* _Records for processing_:
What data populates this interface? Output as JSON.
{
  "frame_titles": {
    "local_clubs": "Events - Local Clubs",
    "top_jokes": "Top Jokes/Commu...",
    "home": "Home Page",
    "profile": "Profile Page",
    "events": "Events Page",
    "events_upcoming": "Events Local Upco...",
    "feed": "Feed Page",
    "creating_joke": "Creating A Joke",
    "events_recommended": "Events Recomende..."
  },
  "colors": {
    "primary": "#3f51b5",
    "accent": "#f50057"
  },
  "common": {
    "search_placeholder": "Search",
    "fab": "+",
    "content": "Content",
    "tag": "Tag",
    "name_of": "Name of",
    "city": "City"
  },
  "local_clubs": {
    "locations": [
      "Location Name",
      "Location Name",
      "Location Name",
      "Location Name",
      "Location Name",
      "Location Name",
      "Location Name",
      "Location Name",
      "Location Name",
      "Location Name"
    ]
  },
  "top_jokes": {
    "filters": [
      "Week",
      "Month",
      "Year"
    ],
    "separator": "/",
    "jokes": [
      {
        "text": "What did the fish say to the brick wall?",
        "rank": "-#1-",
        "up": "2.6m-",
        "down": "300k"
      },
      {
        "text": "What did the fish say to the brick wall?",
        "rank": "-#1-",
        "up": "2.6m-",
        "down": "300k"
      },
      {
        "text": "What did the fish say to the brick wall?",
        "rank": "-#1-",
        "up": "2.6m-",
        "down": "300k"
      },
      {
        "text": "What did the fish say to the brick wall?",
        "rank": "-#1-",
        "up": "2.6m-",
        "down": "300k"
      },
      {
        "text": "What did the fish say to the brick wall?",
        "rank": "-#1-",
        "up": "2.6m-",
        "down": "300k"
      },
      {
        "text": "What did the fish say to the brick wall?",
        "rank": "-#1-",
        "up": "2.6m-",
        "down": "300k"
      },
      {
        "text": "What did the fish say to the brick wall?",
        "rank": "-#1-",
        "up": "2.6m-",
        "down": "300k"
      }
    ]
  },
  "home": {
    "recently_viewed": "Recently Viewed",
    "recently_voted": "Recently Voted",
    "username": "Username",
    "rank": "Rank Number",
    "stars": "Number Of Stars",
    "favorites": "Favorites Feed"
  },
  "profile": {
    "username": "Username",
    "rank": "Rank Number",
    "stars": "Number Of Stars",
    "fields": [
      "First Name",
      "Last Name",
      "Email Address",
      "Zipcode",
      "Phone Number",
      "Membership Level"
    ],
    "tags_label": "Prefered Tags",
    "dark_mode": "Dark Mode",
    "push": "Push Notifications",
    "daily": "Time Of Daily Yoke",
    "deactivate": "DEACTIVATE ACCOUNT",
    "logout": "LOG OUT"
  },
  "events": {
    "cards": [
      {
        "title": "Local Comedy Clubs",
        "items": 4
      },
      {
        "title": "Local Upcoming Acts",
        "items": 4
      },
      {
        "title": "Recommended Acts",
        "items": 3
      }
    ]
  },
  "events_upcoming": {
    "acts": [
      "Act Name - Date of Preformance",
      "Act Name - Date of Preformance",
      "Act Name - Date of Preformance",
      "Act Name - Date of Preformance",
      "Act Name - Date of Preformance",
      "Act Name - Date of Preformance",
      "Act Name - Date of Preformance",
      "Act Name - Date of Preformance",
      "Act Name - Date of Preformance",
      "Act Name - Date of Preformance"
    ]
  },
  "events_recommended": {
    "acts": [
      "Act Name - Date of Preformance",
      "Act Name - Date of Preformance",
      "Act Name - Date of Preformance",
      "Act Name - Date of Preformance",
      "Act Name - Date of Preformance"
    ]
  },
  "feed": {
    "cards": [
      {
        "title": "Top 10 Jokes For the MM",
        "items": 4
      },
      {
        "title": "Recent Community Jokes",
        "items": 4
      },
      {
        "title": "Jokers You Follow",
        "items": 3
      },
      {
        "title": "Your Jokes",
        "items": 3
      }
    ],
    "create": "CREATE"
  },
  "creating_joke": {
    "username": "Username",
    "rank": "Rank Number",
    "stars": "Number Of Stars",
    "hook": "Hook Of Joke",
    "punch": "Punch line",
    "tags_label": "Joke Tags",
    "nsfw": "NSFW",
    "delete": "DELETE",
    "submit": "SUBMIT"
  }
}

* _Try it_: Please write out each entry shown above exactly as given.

* _Response below_:
What data populates this interface? Output as JSON.
{
  "frame_titles": {
    "local_clubs": "Events - Local Clubs",
    "top_jokes": "Top Jokes/Commu...",
    "home": "Home Page",
    "profile": "Profile Page",
    "events": "Events Page",
    "events_upcoming": "Events Local Upco...",
    "feed": "Feed Page",
    "creating_joke": "Creating A Joke",
    "events_recommended": "Events Recomende..."
  },
  "colors": {
    "primary": "#3f51b5",
    "accent": "#f50057"
  },
  "common": {
    "search_placeholder": "Search",
    "fab": "+",
    "content": "Content",
    "tag": "Tag",
    "name_of": "Name of",
    "city": "City"
  },
  "local_clubs": {
    "locations": [
      "Location Name",
      "Location Name",
      "Location Name",
      "Location Name",
      "Location Name",
      "Location Name",
      "Location Name",
      "Location Name",
      "Location Name",
      "Location Name"
    ]
  },
  "top_jokes": {
    "filters": [
      "Week",
      "Month",
      "Year"
    ],
    "separator": "/",
    "jokes": [
      {
        "text": "What did the fish say to the brick wall?",
        "rank": "-#1-",
        "up": "2.6m-",
        "down": "300k"
      },
      {
        "text": "What did the fish say to the brick wall?",
        "rank": "-#1-",
        "up": "2.6m-",
        "down": "300k"
      },
      {
        "text": "What did the fish say to the brick wall?",
        "rank": "-#1-",
        "up": "2.6m-",
        "down": "300k"
      },
      {
        "text": "What did the fish say to the brick wall?",
        "rank": "-#1-",
        "up": "2.6m-",
        "down": "300k"
      },
      {
        "text": "What did the fish say to the brick wall?",
        "rank": "-#1-",
        "up": "2.6m-",
        "down": "300k"
      },
      {
        "text": "What did the fish say to the brick wall?",
        "rank": "-#1-",
        "up": "2.6m-",
        "down": "300k"
      },
      {
        "text": "What did the fish say to the brick wall?",
        "rank": "-#1-",
        "up": "2.6m-",
        "down": "300k"
      }
    ]
  },
  "home": {
    "recently_viewed": "Recently Viewed",
    "recently_voted": "Recently Voted",
    "username": "Username",
    "rank": "Rank Number",
    "stars": "Number Of Stars",
    "favorites": "Favorites Feed"
  },
  "profile": {
    "username": "Username",
    "rank": "Rank Number",
    "stars": "Number Of Stars",
    "fields": [
      "First Name",
      "Last Name",
      "Email Address",
      "Zipcode",
      "Phone Number",
      "Membership Level"
    ],
    "tags_label": "Prefered Tags",
    "dark_mode": "Dark Mode",
    "push": "Push Notifications",
    "daily": "Time Of Daily Yoke",
    "deactivate": "DEACTIVATE ACCOUNT",
    "logout": "LOG OUT"
  },
  "events": {
    "cards": [
      {
        "title": "Local Comedy Clubs",
        "items": 4
      },
      {
        "title": "Local Upcoming Acts",
        "items": 4
      },
      {
        "title": "Recommended Acts",
        "items": 3
      }
    ]
  },
  "events_upcoming": {
    "acts": [
      "Act Name - Date of Preformance",
      "Act Name - Date of Preformance",
      "Act Name - Date of Preformance",
      "Act Name - Date of Preformance",
      "Act Name - Date of Preformance",
      "Act Name - Date of Preformance",
      "Act Name - Date of Preformance",
      "Act Name - Date of Preformance",
      "Act Name - Date of Preformance",
      "Act Name - Date of Preformance"
    ]
  },
  "events_recommended": {
    "acts": [
      "Act Name - Date of Preformance",
      "Act Name - Date of Preformance",
      "Act Name - Date of Preformance",
      "Act Name - Date of Preformance",
      "Act Name - Date of Preformance"
    ]
  },
  "feed": {
    "cards": [
      {
        "title": "Top 10 Jokes For the MM",
        "items": 4
      },
      {
        "title": "Recent Community Jokes",
        "items": 4
      },
      {
        "title": "Jokers You Follow",
        "items": 3
      },
      {
        "title": "Your Jokes",
        "items": 3
      }
    ],
    "create": "CREATE"
  },
  "creating_joke": {
    "username": "Username",
    "rank": "Rank Number",
    "stars": "Number Of Stars",
    "hook": "Hook Of Joke",
    "punch": "Punch line",
    "tags_label": "Joke Tags",
    "nsfw": "NSFW",
    "delete": "DELETE",
    "submit": "SUBMIT"
  }
}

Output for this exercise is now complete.